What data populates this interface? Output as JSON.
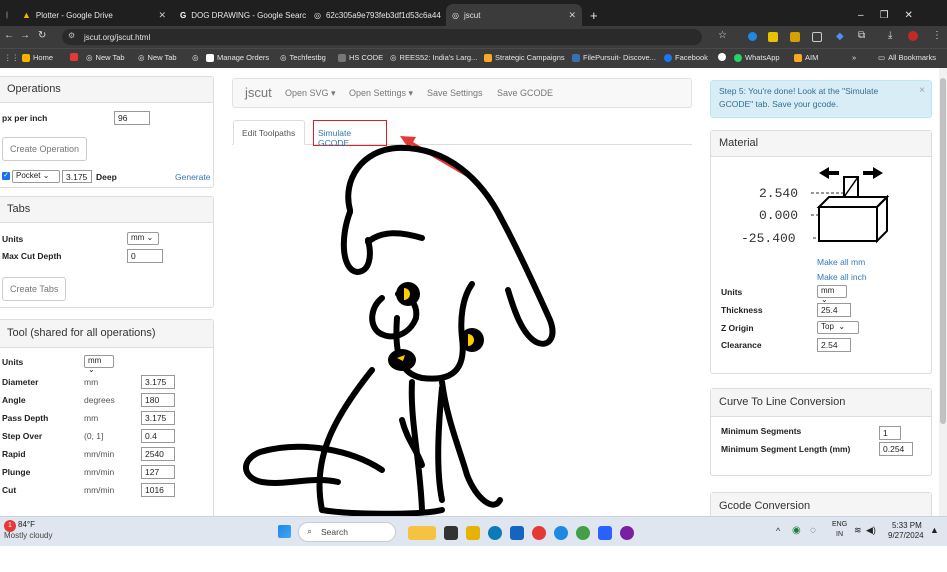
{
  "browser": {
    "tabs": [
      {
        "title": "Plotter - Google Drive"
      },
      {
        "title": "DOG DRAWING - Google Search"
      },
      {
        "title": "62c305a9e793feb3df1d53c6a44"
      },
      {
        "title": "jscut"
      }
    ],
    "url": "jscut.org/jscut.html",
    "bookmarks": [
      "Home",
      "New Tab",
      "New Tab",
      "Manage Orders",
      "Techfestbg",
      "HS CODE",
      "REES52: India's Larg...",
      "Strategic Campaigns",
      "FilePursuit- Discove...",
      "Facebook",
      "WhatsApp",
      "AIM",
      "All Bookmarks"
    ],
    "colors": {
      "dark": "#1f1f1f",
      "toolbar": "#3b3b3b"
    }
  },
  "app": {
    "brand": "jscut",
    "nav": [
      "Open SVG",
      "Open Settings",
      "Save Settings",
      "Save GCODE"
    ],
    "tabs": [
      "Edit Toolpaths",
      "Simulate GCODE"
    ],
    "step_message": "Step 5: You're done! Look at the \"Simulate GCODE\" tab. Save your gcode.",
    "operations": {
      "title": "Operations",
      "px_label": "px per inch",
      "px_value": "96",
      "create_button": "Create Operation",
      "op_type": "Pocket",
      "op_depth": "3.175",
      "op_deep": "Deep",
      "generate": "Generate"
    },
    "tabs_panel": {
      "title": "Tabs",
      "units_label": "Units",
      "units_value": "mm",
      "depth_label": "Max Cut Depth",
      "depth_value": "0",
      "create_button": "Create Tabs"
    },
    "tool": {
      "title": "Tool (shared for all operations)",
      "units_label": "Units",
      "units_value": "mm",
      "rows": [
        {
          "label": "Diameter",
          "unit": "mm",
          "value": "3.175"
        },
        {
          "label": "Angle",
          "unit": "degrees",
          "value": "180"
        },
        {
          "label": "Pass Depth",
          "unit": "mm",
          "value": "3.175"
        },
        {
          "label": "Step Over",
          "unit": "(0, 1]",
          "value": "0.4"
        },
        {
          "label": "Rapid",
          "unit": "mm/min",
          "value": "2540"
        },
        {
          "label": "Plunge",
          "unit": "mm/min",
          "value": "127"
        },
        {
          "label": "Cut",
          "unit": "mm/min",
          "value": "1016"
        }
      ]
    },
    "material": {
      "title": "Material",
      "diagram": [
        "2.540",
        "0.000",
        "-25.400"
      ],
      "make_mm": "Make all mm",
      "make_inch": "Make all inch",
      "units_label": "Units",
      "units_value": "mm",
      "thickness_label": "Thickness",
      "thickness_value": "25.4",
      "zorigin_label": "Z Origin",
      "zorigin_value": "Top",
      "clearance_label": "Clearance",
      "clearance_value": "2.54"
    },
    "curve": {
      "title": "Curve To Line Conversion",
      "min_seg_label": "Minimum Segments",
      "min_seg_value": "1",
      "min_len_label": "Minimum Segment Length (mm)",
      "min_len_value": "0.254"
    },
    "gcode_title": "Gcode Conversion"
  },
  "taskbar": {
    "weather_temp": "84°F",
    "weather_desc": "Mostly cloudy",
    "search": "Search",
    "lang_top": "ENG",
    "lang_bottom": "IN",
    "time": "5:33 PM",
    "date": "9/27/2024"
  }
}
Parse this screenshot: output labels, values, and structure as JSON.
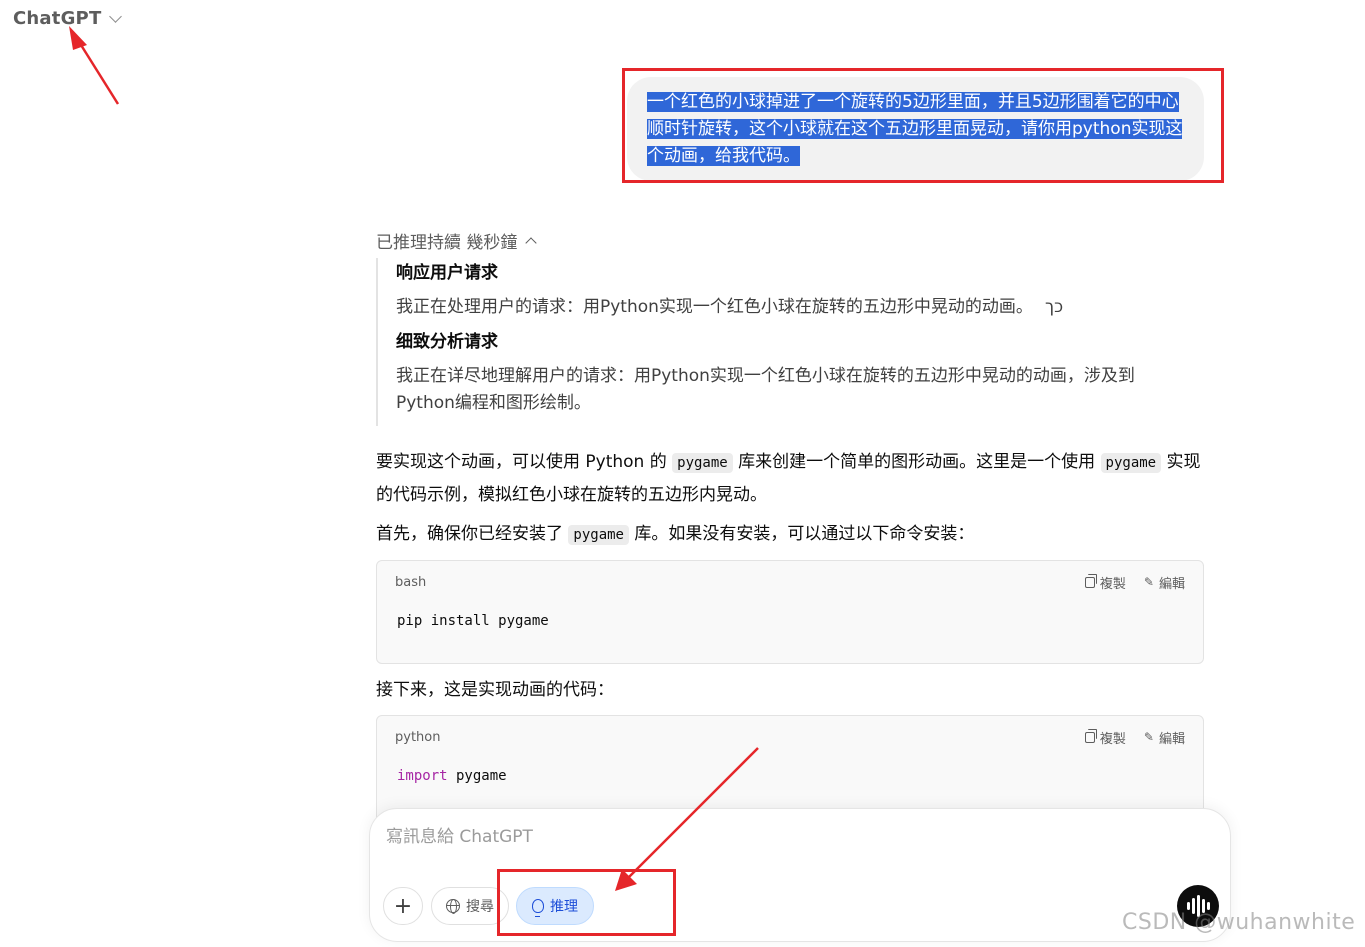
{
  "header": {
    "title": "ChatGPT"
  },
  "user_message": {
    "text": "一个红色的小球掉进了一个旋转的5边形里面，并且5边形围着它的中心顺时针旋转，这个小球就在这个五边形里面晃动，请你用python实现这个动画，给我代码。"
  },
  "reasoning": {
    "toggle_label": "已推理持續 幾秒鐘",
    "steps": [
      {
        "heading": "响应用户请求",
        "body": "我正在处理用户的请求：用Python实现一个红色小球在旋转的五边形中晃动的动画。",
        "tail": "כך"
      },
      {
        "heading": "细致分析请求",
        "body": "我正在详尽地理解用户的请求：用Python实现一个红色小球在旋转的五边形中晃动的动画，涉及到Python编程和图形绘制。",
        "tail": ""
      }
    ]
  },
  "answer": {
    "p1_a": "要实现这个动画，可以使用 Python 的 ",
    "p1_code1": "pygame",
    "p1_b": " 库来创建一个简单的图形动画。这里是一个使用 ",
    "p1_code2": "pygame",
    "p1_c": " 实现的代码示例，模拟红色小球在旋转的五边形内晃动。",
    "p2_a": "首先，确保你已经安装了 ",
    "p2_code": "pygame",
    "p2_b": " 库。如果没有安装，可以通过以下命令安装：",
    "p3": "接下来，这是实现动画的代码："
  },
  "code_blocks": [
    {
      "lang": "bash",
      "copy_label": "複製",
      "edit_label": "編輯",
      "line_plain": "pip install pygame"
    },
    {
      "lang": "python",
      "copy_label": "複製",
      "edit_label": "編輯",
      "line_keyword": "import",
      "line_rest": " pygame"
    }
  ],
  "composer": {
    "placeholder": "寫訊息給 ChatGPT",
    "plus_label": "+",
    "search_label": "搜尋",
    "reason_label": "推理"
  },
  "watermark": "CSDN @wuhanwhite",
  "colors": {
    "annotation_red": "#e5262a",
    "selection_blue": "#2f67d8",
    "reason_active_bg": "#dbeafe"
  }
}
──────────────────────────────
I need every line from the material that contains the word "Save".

      "Save Settings",
      "Save GCODE"
    "step_message": "Step 5: You're done! Look at the \"Simulate GCODE\" tab. Save your gcode.",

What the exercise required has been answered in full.